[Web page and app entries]

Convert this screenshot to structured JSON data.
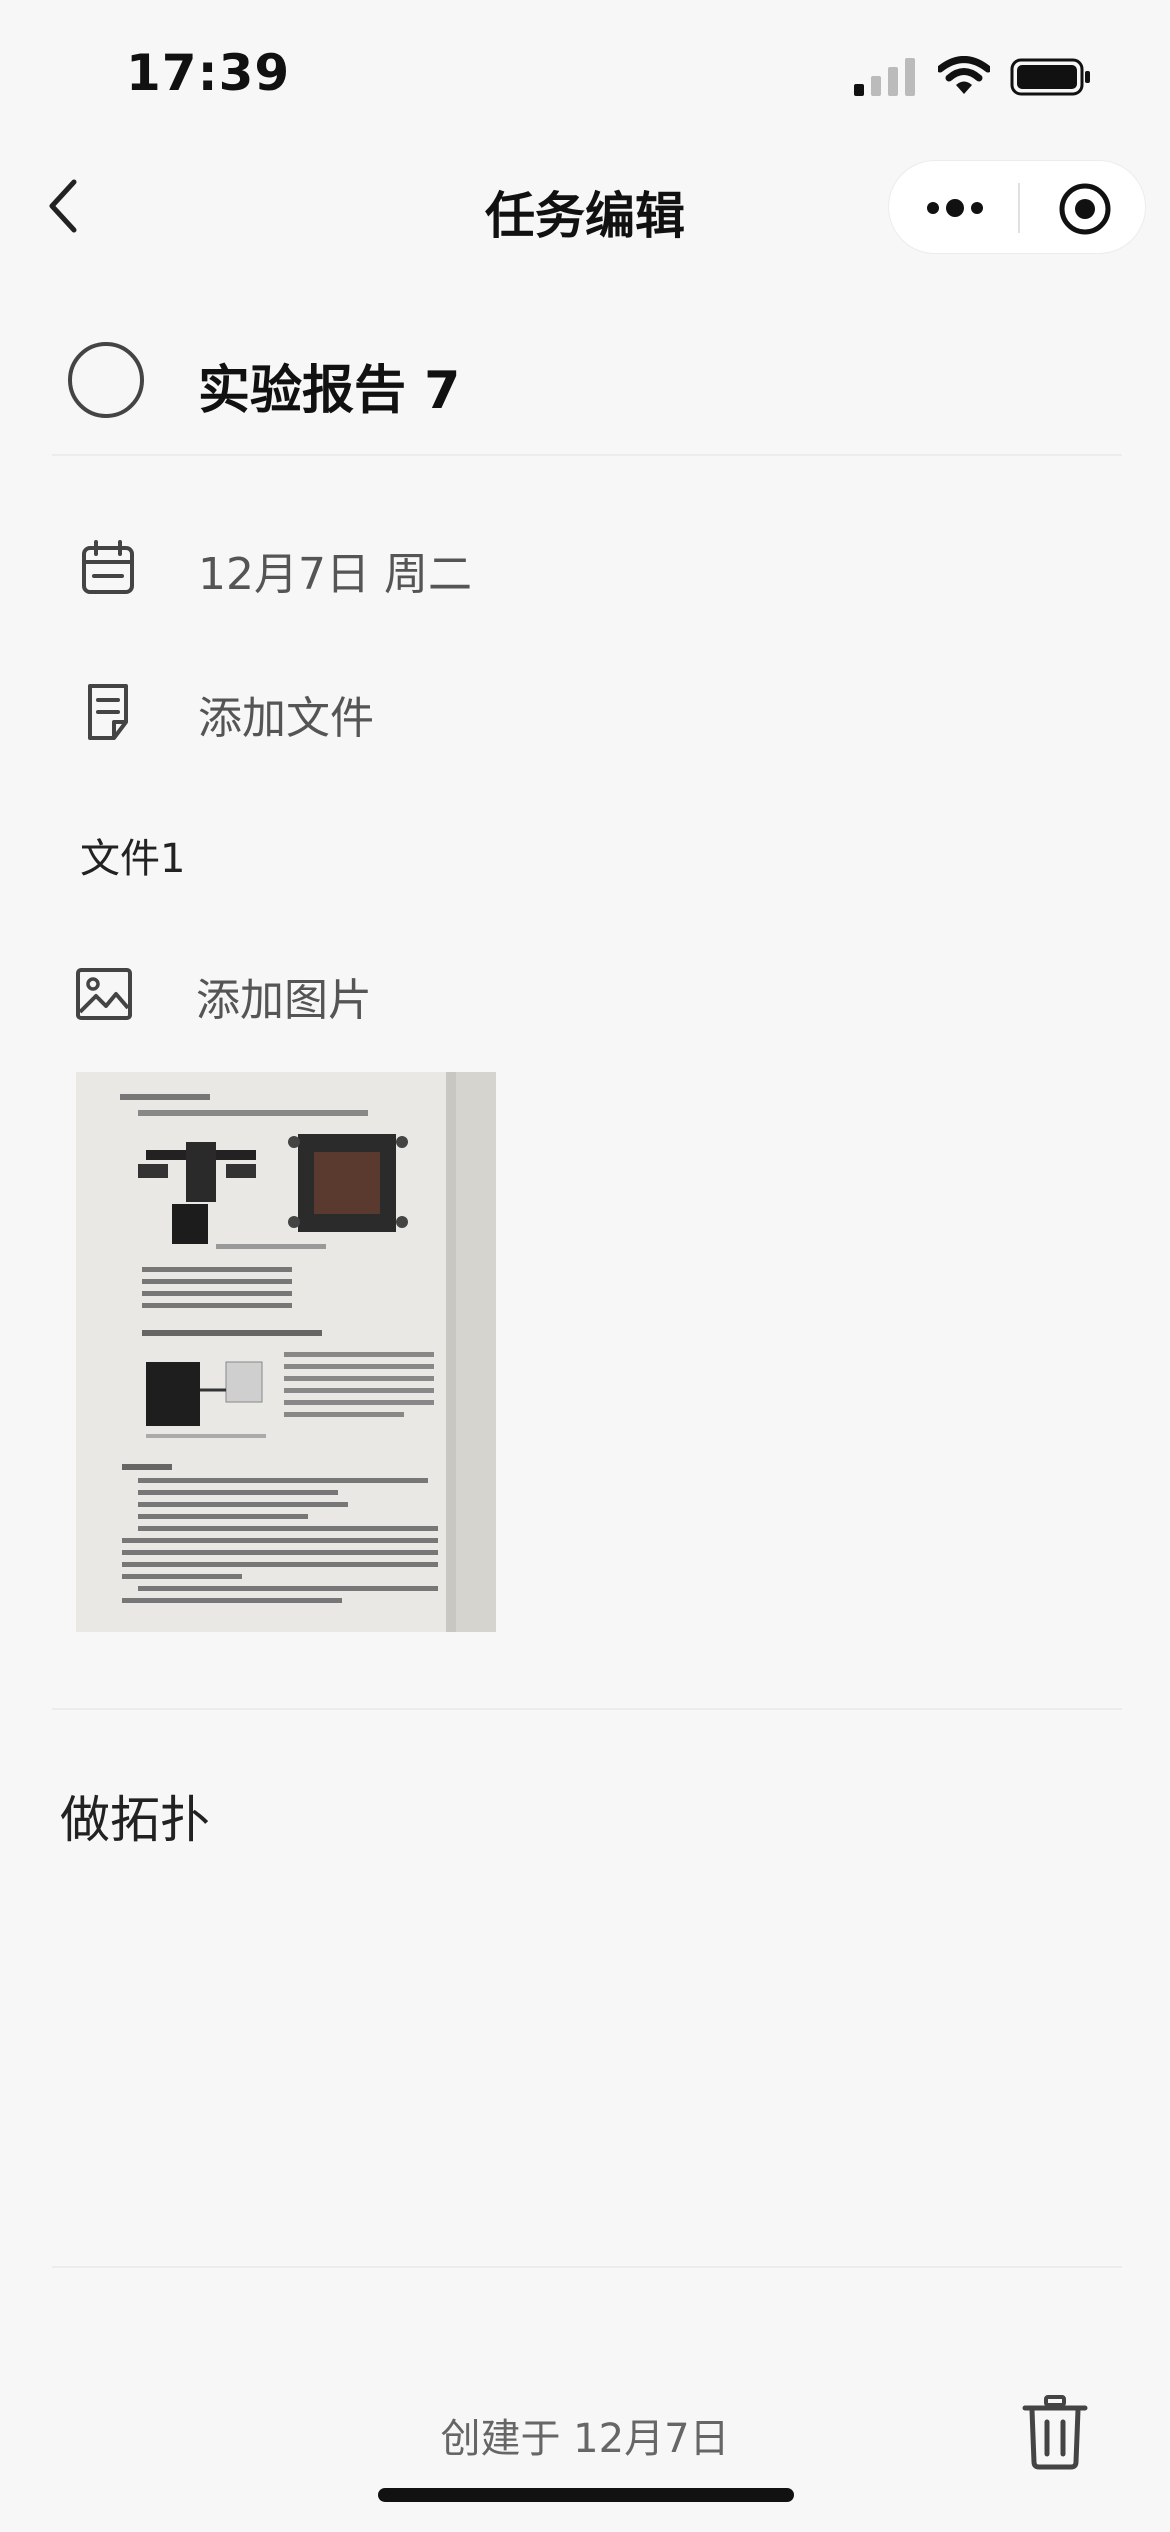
{
  "status_bar": {
    "time": "17:39"
  },
  "nav": {
    "title": "任务编辑"
  },
  "task": {
    "title": "实验报告 7"
  },
  "date_row": {
    "label": "12月7日 周二"
  },
  "file_row": {
    "label": "添加文件",
    "files": [
      "文件1"
    ]
  },
  "image_row": {
    "label": "添加图片"
  },
  "note": {
    "text": "做拓扑"
  },
  "footer": {
    "created": "创建于 12月7日"
  },
  "colors": {
    "background": "#f7f7f7",
    "icon": "#444444",
    "text_muted": "#555555"
  }
}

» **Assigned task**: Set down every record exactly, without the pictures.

» **Solution to this exercise**:
Convert this screenshot to structured JSON data.
{
  "status_bar": {
    "time": "17:39"
  },
  "nav": {
    "title": "任务编辑"
  },
  "task": {
    "title": "实验报告 7"
  },
  "date_row": {
    "label": "12月7日 周二"
  },
  "file_row": {
    "label": "添加文件",
    "files": [
      "文件1"
    ]
  },
  "image_row": {
    "label": "添加图片"
  },
  "note": {
    "text": "做拓扑"
  },
  "footer": {
    "created": "创建于 12月7日"
  },
  "colors": {
    "background": "#f7f7f7",
    "icon": "#444444",
    "text_muted": "#555555"
  }
}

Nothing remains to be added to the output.